news details type


April 20, 2016

By Ben Golik, Group Executive Creative Director, RAPP UK

It’s the age of the algorithm. With media spaces strewn across countless screens, we’ve never been seen in so many places.

And as Data Management Platforms make display advertising more “personal”, we’ve never had so many things to say.

Right message, right person, right place, right time. Apparently we’ve never been more “relevant”.

And yet… on one side, a bunch of machines heaves up ad messages. On the other, a bunch of machines hoists up ad blockers. And the people caught in between? This mechanised battle has cost the industry 9 million UK consumers. That’s how relevant we were to them.

DMPs and programmatic buying have spawned a monster.

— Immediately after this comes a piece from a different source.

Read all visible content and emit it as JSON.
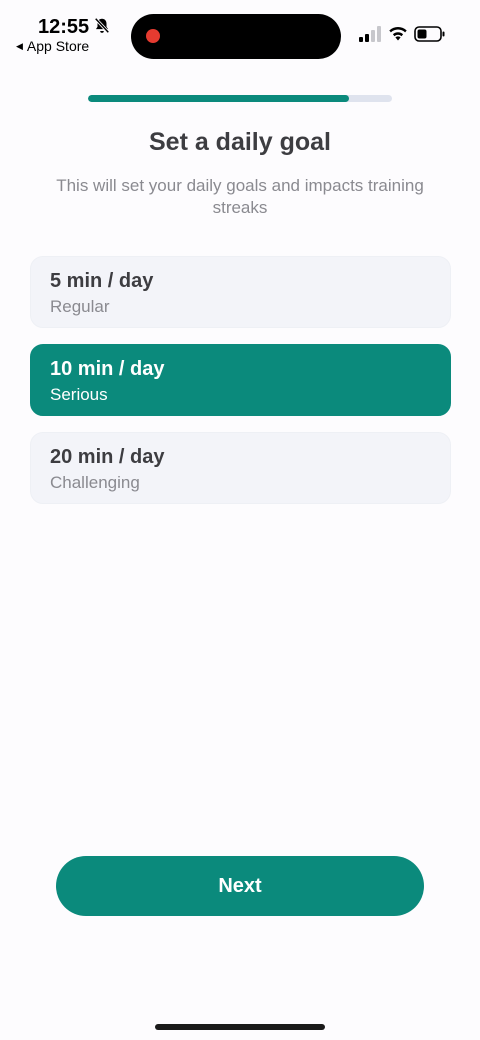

The client’s budget is not necessarily any bigger. It just has to stretch a hell of a lot further.

Creative agencies are caught in a pincer movement. On one side, big data tells more about our customers. On the other, programmatic buying gives us more ways to reach them. And it’s all happening in real time.

Compare that to the creative process. The industry’s brightest locked in a weeks-long battle of wits to perfect a piece of communication. Can the new machine be fed on our high-quality diet of carefully kerned headlines and artfully retouched photographs? I believe it has to be.

While it’s true that machines offer a great opportunity for us to learn what works, it’s also true they can only optimise what we put into them. We must learn to balance the quantity of variants, with the quality of each one. Otherwise, we risk finding out what is the best-performing royalty-free stock shot, rather than which is the most powerful way to persuade. Garbage in. Garbage out.

There must be more room for humans in this machine. For stragestists, for creatives – and not least, for consumers.

The new art of programmatic is nothing without the old art of persuasion.


news details separator

Similar stories